Assigned task
Could you copy every record exactly as it appears?

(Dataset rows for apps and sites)

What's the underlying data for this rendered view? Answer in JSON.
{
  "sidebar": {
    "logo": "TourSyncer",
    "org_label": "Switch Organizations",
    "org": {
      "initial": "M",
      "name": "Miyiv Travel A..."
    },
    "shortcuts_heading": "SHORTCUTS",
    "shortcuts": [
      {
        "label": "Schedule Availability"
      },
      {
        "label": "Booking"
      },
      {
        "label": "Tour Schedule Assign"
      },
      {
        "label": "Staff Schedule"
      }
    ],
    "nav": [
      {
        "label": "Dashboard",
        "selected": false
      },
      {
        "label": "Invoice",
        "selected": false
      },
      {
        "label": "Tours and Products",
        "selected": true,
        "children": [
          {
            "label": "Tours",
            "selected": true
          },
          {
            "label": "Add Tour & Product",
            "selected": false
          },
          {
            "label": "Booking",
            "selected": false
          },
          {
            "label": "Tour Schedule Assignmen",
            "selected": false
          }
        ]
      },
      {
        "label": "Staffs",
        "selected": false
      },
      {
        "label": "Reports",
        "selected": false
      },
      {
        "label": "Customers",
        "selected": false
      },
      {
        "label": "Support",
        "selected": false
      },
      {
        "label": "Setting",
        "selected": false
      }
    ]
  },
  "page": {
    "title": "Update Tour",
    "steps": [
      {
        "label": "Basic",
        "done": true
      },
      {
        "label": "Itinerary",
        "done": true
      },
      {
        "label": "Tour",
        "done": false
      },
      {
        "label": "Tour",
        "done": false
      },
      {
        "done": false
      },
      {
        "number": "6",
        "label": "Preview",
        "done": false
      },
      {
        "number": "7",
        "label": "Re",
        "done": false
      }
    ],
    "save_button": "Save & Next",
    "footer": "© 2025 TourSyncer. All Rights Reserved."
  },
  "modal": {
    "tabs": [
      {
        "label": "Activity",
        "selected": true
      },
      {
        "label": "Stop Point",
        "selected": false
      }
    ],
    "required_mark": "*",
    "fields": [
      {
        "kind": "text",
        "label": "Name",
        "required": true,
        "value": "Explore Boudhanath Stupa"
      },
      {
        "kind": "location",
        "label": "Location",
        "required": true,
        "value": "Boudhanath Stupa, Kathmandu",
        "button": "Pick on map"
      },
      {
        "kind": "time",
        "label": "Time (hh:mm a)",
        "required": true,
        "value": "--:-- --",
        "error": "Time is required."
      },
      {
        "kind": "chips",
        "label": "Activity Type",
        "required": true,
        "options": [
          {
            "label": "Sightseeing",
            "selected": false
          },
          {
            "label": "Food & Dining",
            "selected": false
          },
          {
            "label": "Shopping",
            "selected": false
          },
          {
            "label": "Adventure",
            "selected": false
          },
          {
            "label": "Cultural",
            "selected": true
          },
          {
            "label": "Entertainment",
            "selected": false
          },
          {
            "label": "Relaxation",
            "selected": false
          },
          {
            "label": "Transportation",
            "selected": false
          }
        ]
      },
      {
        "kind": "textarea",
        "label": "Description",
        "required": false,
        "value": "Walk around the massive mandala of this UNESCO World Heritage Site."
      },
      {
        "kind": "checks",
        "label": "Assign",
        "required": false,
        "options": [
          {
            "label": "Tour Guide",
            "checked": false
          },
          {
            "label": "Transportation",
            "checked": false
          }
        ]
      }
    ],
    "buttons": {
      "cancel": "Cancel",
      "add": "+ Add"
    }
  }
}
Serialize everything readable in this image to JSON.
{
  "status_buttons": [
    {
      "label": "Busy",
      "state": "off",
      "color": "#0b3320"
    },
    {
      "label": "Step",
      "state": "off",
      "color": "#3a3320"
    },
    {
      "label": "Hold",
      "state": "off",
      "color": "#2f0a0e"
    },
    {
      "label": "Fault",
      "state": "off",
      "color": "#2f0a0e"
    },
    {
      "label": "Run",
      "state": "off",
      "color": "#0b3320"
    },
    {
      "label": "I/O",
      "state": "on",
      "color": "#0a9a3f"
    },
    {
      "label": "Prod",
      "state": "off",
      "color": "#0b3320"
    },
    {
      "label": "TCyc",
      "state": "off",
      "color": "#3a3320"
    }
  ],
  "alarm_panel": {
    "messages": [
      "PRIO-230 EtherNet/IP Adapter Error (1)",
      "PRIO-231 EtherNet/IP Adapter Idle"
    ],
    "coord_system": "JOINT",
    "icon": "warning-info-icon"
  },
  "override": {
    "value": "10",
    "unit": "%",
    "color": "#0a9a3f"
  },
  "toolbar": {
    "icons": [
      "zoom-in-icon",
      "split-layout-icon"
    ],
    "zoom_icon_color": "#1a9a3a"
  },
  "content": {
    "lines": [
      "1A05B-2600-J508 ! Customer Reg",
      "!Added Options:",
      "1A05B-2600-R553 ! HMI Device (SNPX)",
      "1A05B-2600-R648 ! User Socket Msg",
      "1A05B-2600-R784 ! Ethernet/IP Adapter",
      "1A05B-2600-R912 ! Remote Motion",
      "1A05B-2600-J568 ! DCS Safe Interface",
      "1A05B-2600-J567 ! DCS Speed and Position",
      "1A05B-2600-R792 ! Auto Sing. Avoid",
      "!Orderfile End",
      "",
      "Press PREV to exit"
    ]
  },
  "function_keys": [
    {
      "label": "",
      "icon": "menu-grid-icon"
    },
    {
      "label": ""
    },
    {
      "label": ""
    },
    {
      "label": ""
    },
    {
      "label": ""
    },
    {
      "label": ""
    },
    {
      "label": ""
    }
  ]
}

Expected answer
What's the underlying data for this rendered view? Answer in JSON.
{
  "sidebar": {
    "logo": "TourSyncer",
    "org_label": "Switch Organizations",
    "org": {
      "initial": "M",
      "name": "Miyiv Travel A..."
    },
    "shortcuts_heading": "SHORTCUTS",
    "shortcuts": [
      {
        "label": "Schedule Availability"
      },
      {
        "label": "Booking"
      },
      {
        "label": "Tour Schedule Assign"
      },
      {
        "label": "Staff Schedule"
      }
    ],
    "nav": [
      {
        "label": "Dashboard",
        "selected": false
      },
      {
        "label": "Invoice",
        "selected": false
      },
      {
        "label": "Tours and Products",
        "selected": true,
        "children": [
          {
            "label": "Tours",
            "selected": true
          },
          {
            "label": "Add Tour & Product",
            "selected": false
          },
          {
            "label": "Booking",
            "selected": false
          },
          {
            "label": "Tour Schedule Assignmen",
            "selected": false
          }
        ]
      },
      {
        "label": "Staffs",
        "selected": false
      },
      {
        "label": "Reports",
        "selected": false
      },
      {
        "label": "Customers",
        "selected": false
      },
      {
        "label": "Support",
        "selected": false
      },
      {
        "label": "Setting",
        "selected": false
      }
    ]
  },
  "page": {
    "title": "Update Tour",
    "steps": [
      {
        "label": "Basic",
        "done": true
      },
      {
        "label": "Itinerary",
        "done": true
      },
      {
        "label": "Tour",
        "done": false
      },
      {
        "label": "Tour",
        "done": false
      },
      {
        "done": false
      },
      {
        "number": "6",
        "label": "Preview",
        "done": false
      },
      {
        "number": "7",
        "label": "Re",
        "done": false
      }
    ],
    "save_button": "Save & Next",
    "footer": "© 2025 TourSyncer. All Rights Reserved."
  },
  "modal": {
    "tabs": [
      {
        "label": "Activity",
        "selected": true
      },
      {
        "label": "Stop Point",
        "selected": false
      }
    ],
    "required_mark": "*",
    "fields": [
      {
        "kind": "text",
        "label": "Name",
        "required": true,
        "value": "Explore Boudhanath Stupa"
      },
      {
        "kind": "location",
        "label": "Location",
        "required": true,
        "value": "Boudhanath Stupa, Kathmandu",
        "button": "Pick on map"
      },
      {
        "kind": "time",
        "label": "Time (hh:mm a)",
        "required": true,
        "value": "--:-- --",
        "error": "Time is required."
      },
      {
        "kind": "chips",
        "label": "Activity Type",
        "required": true,
        "options": [
          {
            "label": "Sightseeing",
            "selected": false
          },
          {
            "label": "Food & Dining",
            "selected": false
          },
          {
            "label": "Shopping",
            "selected": false
          },
          {
            "label": "Adventure",
            "selected": false
          },
          {
            "label": "Cultural",
            "selected": true
          },
          {
            "label": "Entertainment",
            "selected": false
          },
          {
            "label": "Relaxation",
            "selected": false
          },
          {
            "label": "Transportation",
            "selected": false
          }
        ]
      },
      {
        "kind": "textarea",
        "label": "Description",
        "required": false,
        "value": "Walk around the massive mandala of this UNESCO World Heritage Site."
      },
      {
        "kind": "checks",
        "label": "Assign",
        "required": false,
        "options": [
          {
            "label": "Tour Guide",
            "checked": false
          },
          {
            "label": "Transportation",
            "checked": false
          }
        ]
      }
    ],
    "buttons": {
      "cancel": "Cancel",
      "add": "+ Add"
    }
  }
}
Serialize everything readable in this image to JSON.
{
  "status_buttons": [
    {
      "label": "Busy",
      "state": "off",
      "color": "#0b3320"
    },
    {
      "label": "Step",
      "state": "off",
      "color": "#3a3320"
    },
    {
      "label": "Hold",
      "state": "off",
      "color": "#2f0a0e"
    },
    {
      "label": "Fault",
      "state": "off",
      "color": "#2f0a0e"
    },
    {
      "label": "Run",
      "state": "off",
      "color": "#0b3320"
    },
    {
      "label": "I/O",
      "state": "on",
      "color": "#0a9a3f"
    },
    {
      "label": "Prod",
      "state": "off",
      "color": "#0b3320"
    },
    {
      "label": "TCyc",
      "state": "off",
      "color": "#3a3320"
    }
  ],
  "alarm_panel": {
    "messages": [
      "PRIO-230 EtherNet/IP Adapter Error (1)",
      "PRIO-231 EtherNet/IP Adapter Idle"
    ],
    "coord_system": "JOINT",
    "icon": "warning-info-icon"
  },
  "override": {
    "value": "10",
    "unit": "%",
    "color": "#0a9a3f"
  },
  "toolbar": {
    "icons": [
      "zoom-in-icon",
      "split-layout-icon"
    ],
    "zoom_icon_color": "#1a9a3a"
  },
  "content": {
    "lines": [
      "1A05B-2600-J508 ! Customer Reg",
      "!Added Options:",
      "1A05B-2600-R553 ! HMI Device (SNPX)",
      "1A05B-2600-R648 ! User Socket Msg",
      "1A05B-2600-R784 ! Ethernet/IP Adapter",
      "1A05B-2600-R912 ! Remote Motion",
      "1A05B-2600-J568 ! DCS Safe Interface",
      "1A05B-2600-J567 ! DCS Speed and Position",
      "1A05B-2600-R792 ! Auto Sing. Avoid",
      "!Orderfile End",
      "",
      "Press PREV to exit"
    ]
  },
  "function_keys": [
    {
      "label": "",
      "icon": "menu-grid-icon"
    },
    {
      "label": ""
    },
    {
      "label": ""
    },
    {
      "label": ""
    },
    {
      "label": ""
    },
    {
      "label": ""
    },
    {
      "label": ""
    }
  ]
}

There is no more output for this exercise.